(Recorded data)
━━━━
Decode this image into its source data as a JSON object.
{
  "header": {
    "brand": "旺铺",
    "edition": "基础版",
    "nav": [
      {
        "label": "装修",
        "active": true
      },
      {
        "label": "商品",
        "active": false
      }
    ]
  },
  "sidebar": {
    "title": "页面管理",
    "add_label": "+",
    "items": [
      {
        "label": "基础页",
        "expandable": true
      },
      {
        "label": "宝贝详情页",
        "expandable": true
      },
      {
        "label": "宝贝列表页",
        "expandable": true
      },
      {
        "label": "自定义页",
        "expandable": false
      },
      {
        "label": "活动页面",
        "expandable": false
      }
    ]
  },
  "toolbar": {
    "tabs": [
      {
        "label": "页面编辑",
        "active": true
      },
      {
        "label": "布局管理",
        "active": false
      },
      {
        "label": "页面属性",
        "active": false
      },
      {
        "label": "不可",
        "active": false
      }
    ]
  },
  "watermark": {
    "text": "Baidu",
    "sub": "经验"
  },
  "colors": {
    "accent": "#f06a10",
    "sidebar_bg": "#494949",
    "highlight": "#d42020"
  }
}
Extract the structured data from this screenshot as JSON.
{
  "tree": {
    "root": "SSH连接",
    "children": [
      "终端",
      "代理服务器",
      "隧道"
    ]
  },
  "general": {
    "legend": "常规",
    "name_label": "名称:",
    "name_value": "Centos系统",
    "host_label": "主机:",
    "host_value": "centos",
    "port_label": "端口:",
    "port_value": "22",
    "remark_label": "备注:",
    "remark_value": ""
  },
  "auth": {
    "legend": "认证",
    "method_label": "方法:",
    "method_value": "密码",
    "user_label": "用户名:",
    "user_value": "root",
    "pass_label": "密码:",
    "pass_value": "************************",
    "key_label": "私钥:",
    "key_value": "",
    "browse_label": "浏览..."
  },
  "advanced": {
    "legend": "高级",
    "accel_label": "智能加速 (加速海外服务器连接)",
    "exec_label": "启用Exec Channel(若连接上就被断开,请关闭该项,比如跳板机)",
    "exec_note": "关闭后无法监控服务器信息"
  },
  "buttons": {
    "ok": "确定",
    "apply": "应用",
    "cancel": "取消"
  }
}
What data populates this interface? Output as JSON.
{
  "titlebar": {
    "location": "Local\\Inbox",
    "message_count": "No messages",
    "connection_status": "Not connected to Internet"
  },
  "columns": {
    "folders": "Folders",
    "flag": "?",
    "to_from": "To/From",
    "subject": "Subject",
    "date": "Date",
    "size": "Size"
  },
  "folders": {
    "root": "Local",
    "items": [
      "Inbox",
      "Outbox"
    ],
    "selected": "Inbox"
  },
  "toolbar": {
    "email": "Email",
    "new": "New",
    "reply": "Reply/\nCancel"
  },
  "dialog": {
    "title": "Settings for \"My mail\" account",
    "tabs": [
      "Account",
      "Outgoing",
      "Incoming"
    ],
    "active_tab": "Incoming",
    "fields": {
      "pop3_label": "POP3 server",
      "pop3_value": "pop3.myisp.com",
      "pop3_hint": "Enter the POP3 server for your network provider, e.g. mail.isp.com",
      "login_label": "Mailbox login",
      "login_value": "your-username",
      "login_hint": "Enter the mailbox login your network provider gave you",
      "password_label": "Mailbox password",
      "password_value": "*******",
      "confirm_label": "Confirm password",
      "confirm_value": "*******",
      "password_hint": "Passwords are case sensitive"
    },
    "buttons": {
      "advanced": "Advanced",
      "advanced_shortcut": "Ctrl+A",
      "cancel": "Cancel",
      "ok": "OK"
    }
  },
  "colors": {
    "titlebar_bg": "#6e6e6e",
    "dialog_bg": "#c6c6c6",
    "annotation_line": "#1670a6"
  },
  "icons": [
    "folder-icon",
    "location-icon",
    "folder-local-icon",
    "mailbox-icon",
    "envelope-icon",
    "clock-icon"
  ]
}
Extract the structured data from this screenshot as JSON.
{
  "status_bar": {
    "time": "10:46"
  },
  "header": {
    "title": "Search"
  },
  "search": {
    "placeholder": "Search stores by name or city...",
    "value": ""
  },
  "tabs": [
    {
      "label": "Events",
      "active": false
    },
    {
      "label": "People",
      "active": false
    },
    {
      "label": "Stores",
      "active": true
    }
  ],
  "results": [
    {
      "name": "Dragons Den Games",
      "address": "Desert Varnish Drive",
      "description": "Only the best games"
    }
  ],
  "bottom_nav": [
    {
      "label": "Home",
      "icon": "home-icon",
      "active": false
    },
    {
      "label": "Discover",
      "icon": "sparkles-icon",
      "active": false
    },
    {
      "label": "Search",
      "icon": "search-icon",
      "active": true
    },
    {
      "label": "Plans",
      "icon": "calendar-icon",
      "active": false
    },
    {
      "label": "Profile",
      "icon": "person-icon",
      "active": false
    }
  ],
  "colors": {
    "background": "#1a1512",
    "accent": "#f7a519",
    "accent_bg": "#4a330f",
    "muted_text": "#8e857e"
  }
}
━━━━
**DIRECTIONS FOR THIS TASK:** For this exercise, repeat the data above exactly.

**RESPONSE AREA:**
Decode this image into its source data as a JSON object.
{
  "header": {
    "brand": "旺铺",
    "edition": "基础版",
    "nav": [
      {
        "label": "装修",
        "active": true
      },
      {
        "label": "商品",
        "active": false
      }
    ]
  },
  "sidebar": {
    "title": "页面管理",
    "add_label": "+",
    "items": [
      {
        "label": "基础页",
        "expandable": true
      },
      {
        "label": "宝贝详情页",
        "expandable": true
      },
      {
        "label": "宝贝列表页",
        "expandable": true
      },
      {
        "label": "自定义页",
        "expandable": false
      },
      {
        "label": "活动页面",
        "expandable": false
      }
    ]
  },
  "toolbar": {
    "tabs": [
      {
        "label": "页面编辑",
        "active": true
      },
      {
        "label": "布局管理",
        "active": false
      },
      {
        "label": "页面属性",
        "active": false
      },
      {
        "label": "不可",
        "active": false
      }
    ]
  },
  "watermark": {
    "text": "Baidu",
    "sub": "经验"
  },
  "colors": {
    "accent": "#f06a10",
    "sidebar_bg": "#494949",
    "highlight": "#d42020"
  }
}
Extract the structured data from this screenshot as JSON.
{
  "tree": {
    "root": "SSH连接",
    "children": [
      "终端",
      "代理服务器",
      "隧道"
    ]
  },
  "general": {
    "legend": "常规",
    "name_label": "名称:",
    "name_value": "Centos系统",
    "host_label": "主机:",
    "host_value": "centos",
    "port_label": "端口:",
    "port_value": "22",
    "remark_label": "备注:",
    "remark_value": ""
  },
  "auth": {
    "legend": "认证",
    "method_label": "方法:",
    "method_value": "密码",
    "user_label": "用户名:",
    "user_value": "root",
    "pass_label": "密码:",
    "pass_value": "************************",
    "key_label": "私钥:",
    "key_value": "",
    "browse_label": "浏览..."
  },
  "advanced": {
    "legend": "高级",
    "accel_label": "智能加速 (加速海外服务器连接)",
    "exec_label": "启用Exec Channel(若连接上就被断开,请关闭该项,比如跳板机)",
    "exec_note": "关闭后无法监控服务器信息"
  },
  "buttons": {
    "ok": "确定",
    "apply": "应用",
    "cancel": "取消"
  }
}
What data populates this interface? Output as JSON.
{
  "titlebar": {
    "location": "Local\\Inbox",
    "message_count": "No messages",
    "connection_status": "Not connected to Internet"
  },
  "columns": {
    "folders": "Folders",
    "flag": "?",
    "to_from": "To/From",
    "subject": "Subject",
    "date": "Date",
    "size": "Size"
  },
  "folders": {
    "root": "Local",
    "items": [
      "Inbox",
      "Outbox"
    ],
    "selected": "Inbox"
  },
  "toolbar": {
    "email": "Email",
    "new": "New",
    "reply": "Reply/\nCancel"
  },
  "dialog": {
    "title": "Settings for \"My mail\" account",
    "tabs": [
      "Account",
      "Outgoing",
      "Incoming"
    ],
    "active_tab": "Incoming",
    "fields": {
      "pop3_label": "POP3 server",
      "pop3_value": "pop3.myisp.com",
      "pop3_hint": "Enter the POP3 server for your network provider, e.g. mail.isp.com",
      "login_label": "Mailbox login",
      "login_value": "your-username",
      "login_hint": "Enter the mailbox login your network provider gave you",
      "password_label": "Mailbox password",
      "password_value": "*******",
      "confirm_label": "Confirm password",
      "confirm_value": "*******",
      "password_hint": "Passwords are case sensitive"
    },
    "buttons": {
      "advanced": "Advanced",
      "advanced_shortcut": "Ctrl+A",
      "cancel": "Cancel",
      "ok": "OK"
    }
  },
  "colors": {
    "titlebar_bg": "#6e6e6e",
    "dialog_bg": "#c6c6c6",
    "annotation_line": "#1670a6"
  },
  "icons": [
    "folder-icon",
    "location-icon",
    "folder-local-icon",
    "mailbox-icon",
    "envelope-icon",
    "clock-icon"
  ]
}
Extract the structured data from this screenshot as JSON.
{
  "status_bar": {
    "time": "10:46"
  },
  "header": {
    "title": "Search"
  },
  "search": {
    "placeholder": "Search stores by name or city...",
    "value": ""
  },
  "tabs": [
    {
      "label": "Events",
      "active": false
    },
    {
      "label": "People",
      "active": false
    },
    {
      "label": "Stores",
      "active": true
    }
  ],
  "results": [
    {
      "name": "Dragons Den Games",
      "address": "Desert Varnish Drive",
      "description": "Only the best games"
    }
  ],
  "bottom_nav": [
    {
      "label": "Home",
      "icon": "home-icon",
      "active": false
    },
    {
      "label": "Discover",
      "icon": "sparkles-icon",
      "active": false
    },
    {
      "label": "Search",
      "icon": "search-icon",
      "active": true
    },
    {
      "label": "Plans",
      "icon": "calendar-icon",
      "active": false
    },
    {
      "label": "Profile",
      "icon": "person-icon",
      "active": false
    }
  ],
  "colors": {
    "background": "#1a1512",
    "accent": "#f7a519",
    "accent_bg": "#4a330f",
    "muted_text": "#8e857e"
  }
}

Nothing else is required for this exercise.